What A Racket – Paying For Indoctrination

William Penn

It’s back to school time, and the stories of liberal professors indoctrinating their students are already coming out. Higher education has become such a racket. Parents and students are paying big bucks for progressive indoctrination. Forget critical thinking skills so the students can make up their own minds. Does simple logic even make into the classroom these days?

The latest example is a professor at MSU who was recorded by a student that had the wits to realize something was wrong.

A professor at Michigan State University (MSU) opened the first day of his creative writing class on Thursday by bashing Mitt and Ann Romney and ranting against “old Republicans” who he says “raped” the country, according to a student who made a secret recording of the class.

The eight-minute secretly recorded video also reveals Prof. William S. Penn bullying a student who apparently disagreed with his Democratic politics and arguing that Republicans want to prevent “black people” from voting.

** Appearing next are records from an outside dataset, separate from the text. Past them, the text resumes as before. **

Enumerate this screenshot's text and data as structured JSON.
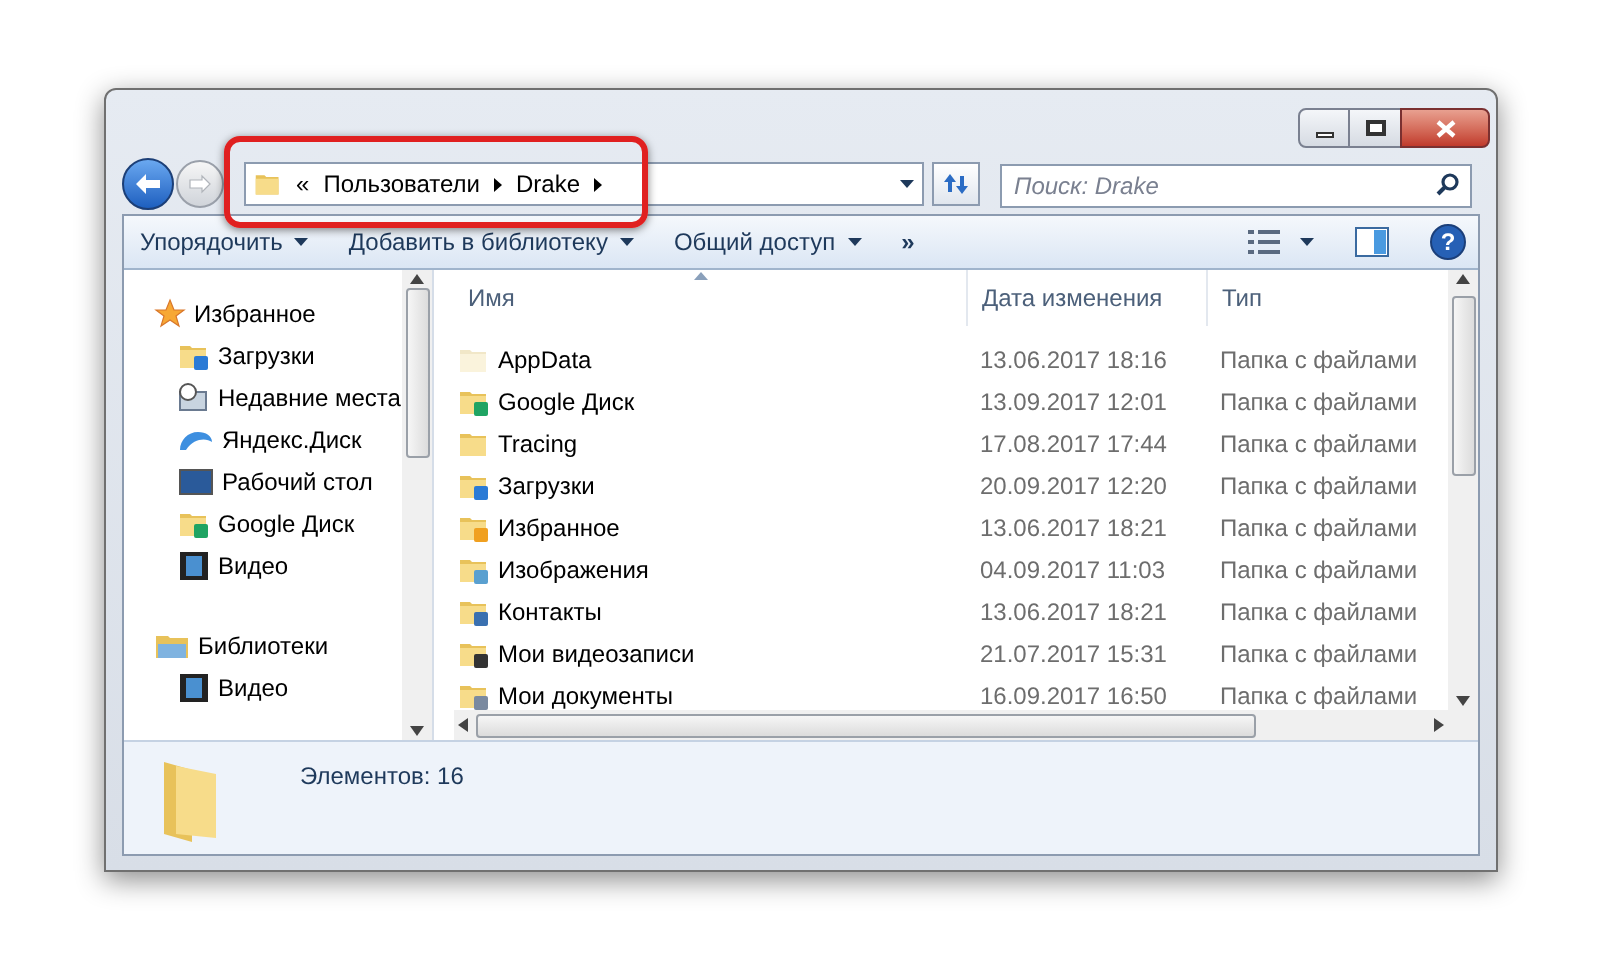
{
  "address": {
    "overflow": "«",
    "crumbs": [
      "Пользователи",
      "Drake"
    ]
  },
  "search": {
    "placeholder": "Поиск: Drake"
  },
  "toolbar": {
    "items": [
      {
        "label": "Упорядочить"
      },
      {
        "label": "Добавить в библиотеку"
      },
      {
        "label": "Общий доступ"
      }
    ],
    "more": "»",
    "help": "?"
  },
  "sidebar": {
    "groups": [
      {
        "label": "Избранное",
        "kind": "star",
        "items": [
          {
            "label": "Загрузки",
            "kind": "download"
          },
          {
            "label": "Недавние места",
            "kind": "recent"
          },
          {
            "label": "Яндекс.Диск",
            "kind": "cloud"
          },
          {
            "label": "Рабочий стол",
            "kind": "desktop"
          },
          {
            "label": "Google Диск",
            "kind": "gdrive"
          },
          {
            "label": "Видео",
            "kind": "video"
          }
        ]
      },
      {
        "label": "Библиотеки",
        "kind": "library",
        "items": [
          {
            "label": "Видео",
            "kind": "video"
          }
        ]
      }
    ]
  },
  "table": {
    "columns": [
      {
        "label": "Имя",
        "sorted": true
      },
      {
        "label": "Дата изменения",
        "sorted": false
      },
      {
        "label": "Тип",
        "sorted": false
      }
    ],
    "rows": [
      {
        "name": "AppData",
        "date": "13.06.2017 18:16",
        "type": "Папка с файлами",
        "kind": "hidden"
      },
      {
        "name": "Google Диск",
        "date": "13.09.2017 12:01",
        "type": "Папка с файлами",
        "kind": "gdrive"
      },
      {
        "name": "Tracing",
        "date": "17.08.2017 17:44",
        "type": "Папка с файлами",
        "kind": "folder"
      },
      {
        "name": "Загрузки",
        "date": "20.09.2017 12:20",
        "type": "Папка с файлами",
        "kind": "download"
      },
      {
        "name": "Избранное",
        "date": "13.06.2017 18:21",
        "type": "Папка с файлами",
        "kind": "star"
      },
      {
        "name": "Изображения",
        "date": "04.09.2017 11:03",
        "type": "Папка с файлами",
        "kind": "picture"
      },
      {
        "name": "Контакты",
        "date": "13.06.2017 18:21",
        "type": "Папка с файлами",
        "kind": "contacts"
      },
      {
        "name": "Мои видеозаписи",
        "date": "21.07.2017 15:31",
        "type": "Папка с файлами",
        "kind": "video"
      },
      {
        "name": "Мои документы",
        "date": "16.09.2017 16:50",
        "type": "Папка с файлами",
        "kind": "document"
      }
    ]
  },
  "status_bar": {
    "text": "Элементов: 16"
  }
}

“If you go to the Republican convention in Florida, you see all of the old Republicans with the dead skin cells washing off them,” said Penn. “They are cheap. They don’t want to pay taxes because they have already raped this country and gotten everything out of it they possibly could.”

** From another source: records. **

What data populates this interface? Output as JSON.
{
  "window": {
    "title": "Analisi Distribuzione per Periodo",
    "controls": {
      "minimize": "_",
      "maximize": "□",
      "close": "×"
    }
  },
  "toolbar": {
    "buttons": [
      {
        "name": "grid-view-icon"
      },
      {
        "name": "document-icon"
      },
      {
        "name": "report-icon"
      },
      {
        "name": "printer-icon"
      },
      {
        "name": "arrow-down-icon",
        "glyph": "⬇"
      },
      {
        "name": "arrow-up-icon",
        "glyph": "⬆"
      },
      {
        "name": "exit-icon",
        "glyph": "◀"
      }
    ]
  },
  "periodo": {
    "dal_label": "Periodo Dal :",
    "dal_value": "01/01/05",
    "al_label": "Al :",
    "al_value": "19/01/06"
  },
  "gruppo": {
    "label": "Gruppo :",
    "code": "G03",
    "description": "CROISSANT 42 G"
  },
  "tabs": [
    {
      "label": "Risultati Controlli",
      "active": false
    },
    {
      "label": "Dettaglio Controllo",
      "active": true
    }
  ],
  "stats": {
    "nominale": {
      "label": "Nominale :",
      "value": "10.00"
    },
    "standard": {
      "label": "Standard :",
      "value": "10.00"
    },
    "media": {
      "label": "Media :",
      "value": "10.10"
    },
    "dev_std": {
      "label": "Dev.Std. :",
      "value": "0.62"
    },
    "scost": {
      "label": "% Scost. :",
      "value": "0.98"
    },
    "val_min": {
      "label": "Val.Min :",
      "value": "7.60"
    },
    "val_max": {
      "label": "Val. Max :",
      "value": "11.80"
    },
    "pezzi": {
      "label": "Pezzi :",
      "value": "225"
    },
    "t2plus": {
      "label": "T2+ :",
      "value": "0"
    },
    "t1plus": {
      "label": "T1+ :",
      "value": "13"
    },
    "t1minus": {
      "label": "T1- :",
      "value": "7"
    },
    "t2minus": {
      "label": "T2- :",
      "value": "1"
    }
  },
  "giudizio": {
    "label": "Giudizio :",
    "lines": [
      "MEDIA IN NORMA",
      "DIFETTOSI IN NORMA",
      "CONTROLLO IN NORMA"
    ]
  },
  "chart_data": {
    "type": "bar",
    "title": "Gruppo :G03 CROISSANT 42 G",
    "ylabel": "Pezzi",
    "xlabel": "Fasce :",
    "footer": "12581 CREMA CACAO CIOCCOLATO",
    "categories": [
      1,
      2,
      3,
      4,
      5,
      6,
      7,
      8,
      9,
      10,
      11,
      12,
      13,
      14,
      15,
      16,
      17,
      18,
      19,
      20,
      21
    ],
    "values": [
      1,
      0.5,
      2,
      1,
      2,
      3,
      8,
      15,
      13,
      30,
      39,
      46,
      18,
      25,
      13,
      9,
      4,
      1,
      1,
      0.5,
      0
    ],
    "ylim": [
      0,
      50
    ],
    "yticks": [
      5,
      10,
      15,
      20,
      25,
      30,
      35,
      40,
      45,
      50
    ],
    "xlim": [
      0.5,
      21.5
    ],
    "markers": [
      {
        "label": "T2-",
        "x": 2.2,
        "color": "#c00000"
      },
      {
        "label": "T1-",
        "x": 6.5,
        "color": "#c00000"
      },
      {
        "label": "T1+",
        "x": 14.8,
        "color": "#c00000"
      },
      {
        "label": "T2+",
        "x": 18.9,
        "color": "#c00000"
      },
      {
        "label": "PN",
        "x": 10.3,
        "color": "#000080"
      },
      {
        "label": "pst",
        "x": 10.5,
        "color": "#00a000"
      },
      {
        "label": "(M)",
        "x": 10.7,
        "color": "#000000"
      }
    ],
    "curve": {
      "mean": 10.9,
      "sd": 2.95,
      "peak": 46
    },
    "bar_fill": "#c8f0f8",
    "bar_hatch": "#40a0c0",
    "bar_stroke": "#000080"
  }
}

“They don’t want to pay for your tuition because who are you? Well, to me you are somebody,” he continued. (Read More)

It gets worse from there. Now remember, this is a creative writing professor. What the heck does politics have to do with creative writing? I guess if you’re a nasty liberal creative writing professor everything has to do with politics. Just imagine the outcry if this was a conservative professor bashing Democrats. He would have been fired by now.

The Other McCain weighed in on the Kafkaesque indoctrination of our children, and how if not for the student taping this we wouldn’t even know about it.

This only became news because Professor Penn’s psychological brutality was so clumsy and was caught on video. And most students never even notice the indoctrination in college because they have already been indoctrinated through 13 years of public schools. (Fact: Communist Howard Zinn is on the reading list of many high school advanced history classes, as are other radical authors.)

Because this deliberate brainwashing has been going on for decades, very few conservatives are employed as educators. This is not simply a matter a discrimination — although conservatives are deliberately and openly discriminated against, especially in graduate departments in the humanities and social sciences — but also a result of the self-replicating nature of any ideology that gains intellectual hegemony within academia. If an educated person is someone who attends school, and if all schools teach liberalism, within a generation there will be no person who is both “educated” (i.e., holding advanced credentials) and conservative.

Quod erat demonstrandum.

The shift in American educational philosophy — away from the teaching of facts toward the teaching of ideology — was evident as early as 1951, when William F. Buckley published God and Man at Yale. After the radical takeover of campuses in the 1960s, however, this shift became a landslide and, with a few notable exceptions, all American universities are now dominated by radical ideologues.

Read the whole thing.

The only advice I can offer to parents with kids in college, or approaching college age, is to teach them to think for themselves and to question everything. I think the only reason the indoctrination didn’t work on me in college is that I disliked most of my professors. To me, many of them just seemed like a bunch of old has-been hippies, rather than elders who deserved my respect. I mostly ignored what they said and just studied for the tests. That strategy worked pretty well, except for one class where the nutty professor tested us on his kooky lectures rather than the books. It didn’t take long to figure that class out, and it also didn’t take long to figure out which professors had an agenda, which was most of them by the way.